Exercise requirements:
Search each line below for the word "icon" and list those that contain it.
● ● ● ● ● ● ●
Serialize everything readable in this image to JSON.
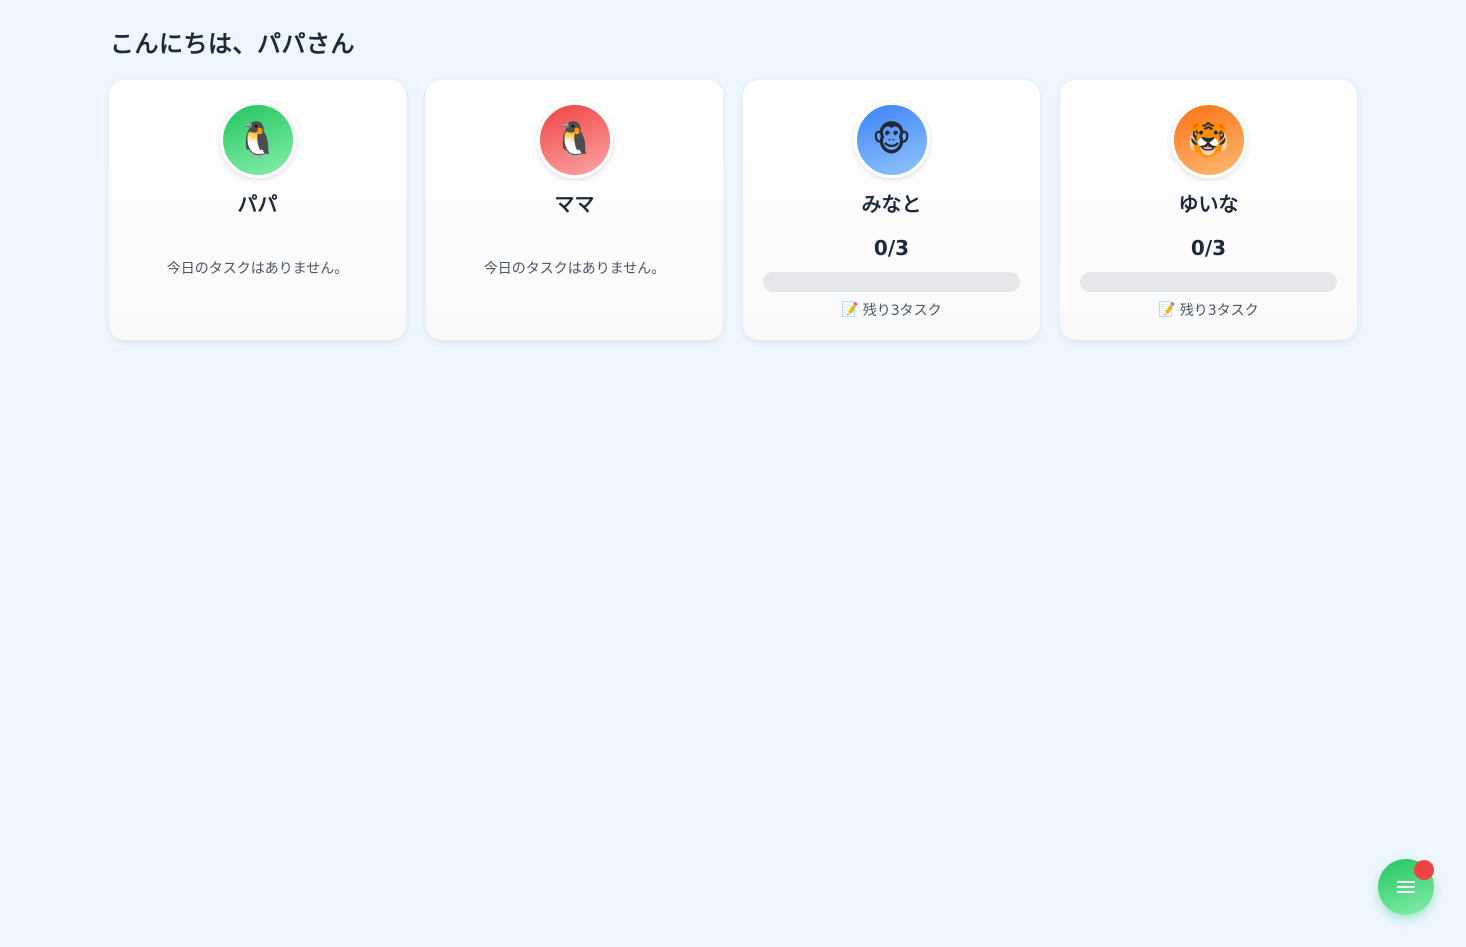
{
  "greeting": "こんにちは、パパさん",
  "members": [
    {
      "name": "パパ",
      "avatar_emoji": "🐧",
      "avatar_icon": "penguin-icon",
      "avatar_gradient": [
        "#22c55e",
        "#86efac"
      ],
      "has_tasks": false,
      "empty_text": "今日のタスクはありません。"
    },
    {
      "name": "ママ",
      "avatar_emoji": "🐧",
      "avatar_icon": "penguin-icon",
      "avatar_gradient": [
        "#ef4444",
        "#fca5a5"
      ],
      "has_tasks": false,
      "empty_text": "今日のタスクはありません。"
    },
    {
      "name": "みなと",
      "avatar_emoji": "🐵",
      "avatar_icon": "monkey-icon",
      "avatar_gradient": [
        "#3b82f6",
        "#93c5fd"
      ],
      "has_tasks": true,
      "count_text": "0/3",
      "progress": 0,
      "remaining_emoji": "📝",
      "remaining_text": "残り3タスク"
    },
    {
      "name": "ゆいな",
      "avatar_emoji": "🐯",
      "avatar_icon": "tiger-icon",
      "avatar_gradient": [
        "#f97316",
        "#fdba74"
      ],
      "has_tasks": true,
      "count_text": "0/3",
      "progress": 0,
      "remaining_emoji": "📝",
      "remaining_text": "残り3タスク"
    }
  ],
  "fab": {
    "icon": "menu-icon",
    "has_notification": true,
    "notification_color": "#ef4444"
  }
}
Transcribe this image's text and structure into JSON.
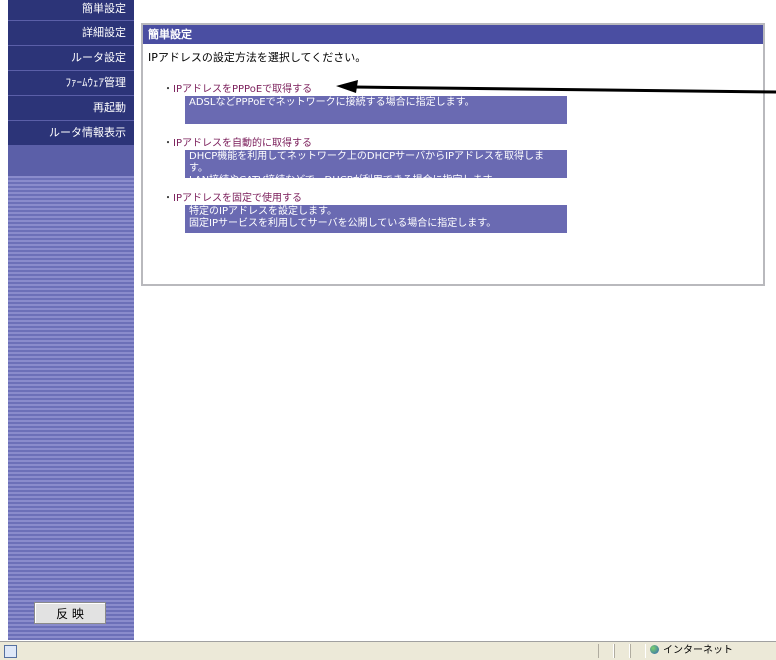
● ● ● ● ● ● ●
Task result:
      "avatar_icon": "penguin-icon",
      "avatar_icon": "penguin-icon",
      "avatar_icon": "monkey-icon",
      "avatar_icon": "tiger-icon",
    "icon": "menu-icon",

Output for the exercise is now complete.